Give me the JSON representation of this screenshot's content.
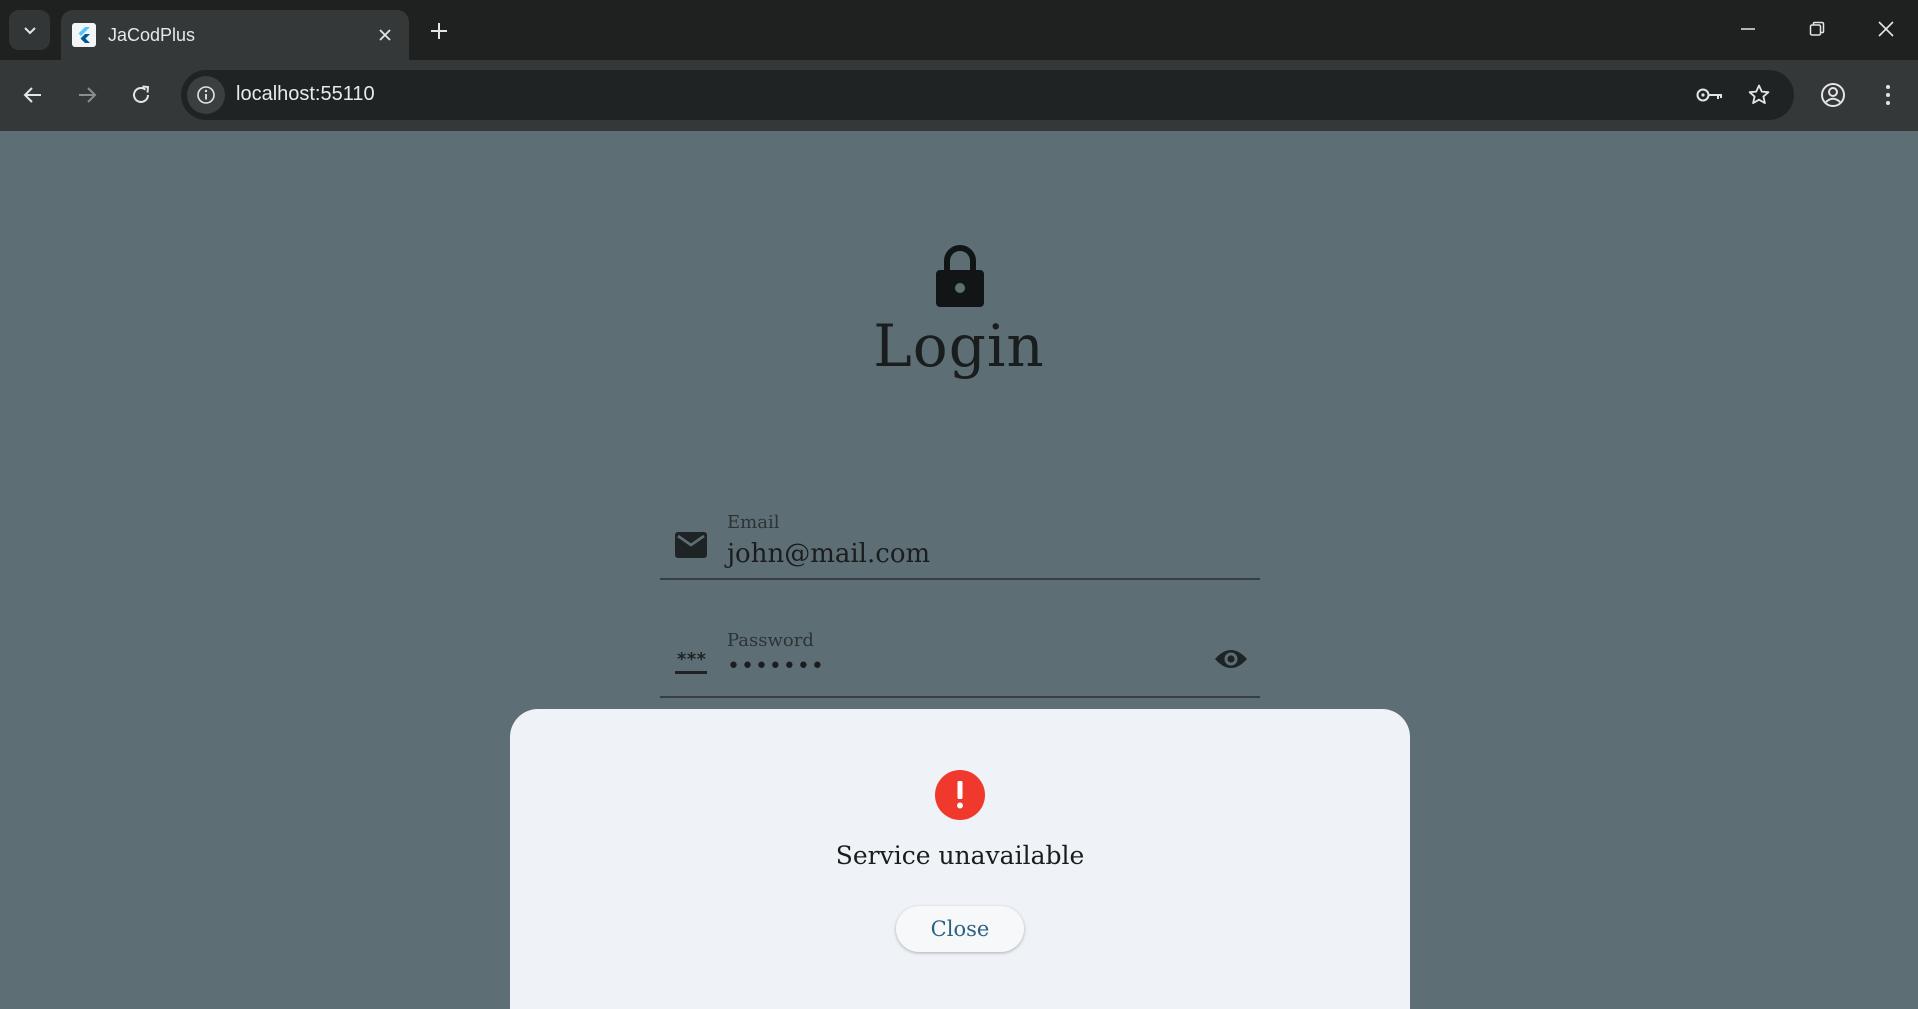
{
  "browser": {
    "tab_title": "JaCodPlus",
    "url": "localhost:55110"
  },
  "login": {
    "title": "Login",
    "email": {
      "label": "Email",
      "value": "john@mail.com"
    },
    "password": {
      "label": "Password",
      "value": "•••••••",
      "prefix_glyph": "***"
    }
  },
  "dialog": {
    "message": "Service unavailable",
    "close_label": "Close"
  },
  "colors": {
    "page_background": "#5d6f75",
    "sheet_background": "#eff2f6",
    "error_red": "#f0392c",
    "button_text": "#2d6184"
  }
}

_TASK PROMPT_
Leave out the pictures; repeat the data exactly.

_ANSWER AREA_
Give me the JSON representation of this screenshot's content.
{
  "browser": {
    "tab_title": "JaCodPlus",
    "url": "localhost:55110"
  },
  "login": {
    "title": "Login",
    "email": {
      "label": "Email",
      "value": "john@mail.com"
    },
    "password": {
      "label": "Password",
      "value": "•••••••",
      "prefix_glyph": "***"
    }
  },
  "dialog": {
    "message": "Service unavailable",
    "close_label": "Close"
  },
  "colors": {
    "page_background": "#5d6f75",
    "sheet_background": "#eff2f6",
    "error_red": "#f0392c",
    "button_text": "#2d6184"
  }
}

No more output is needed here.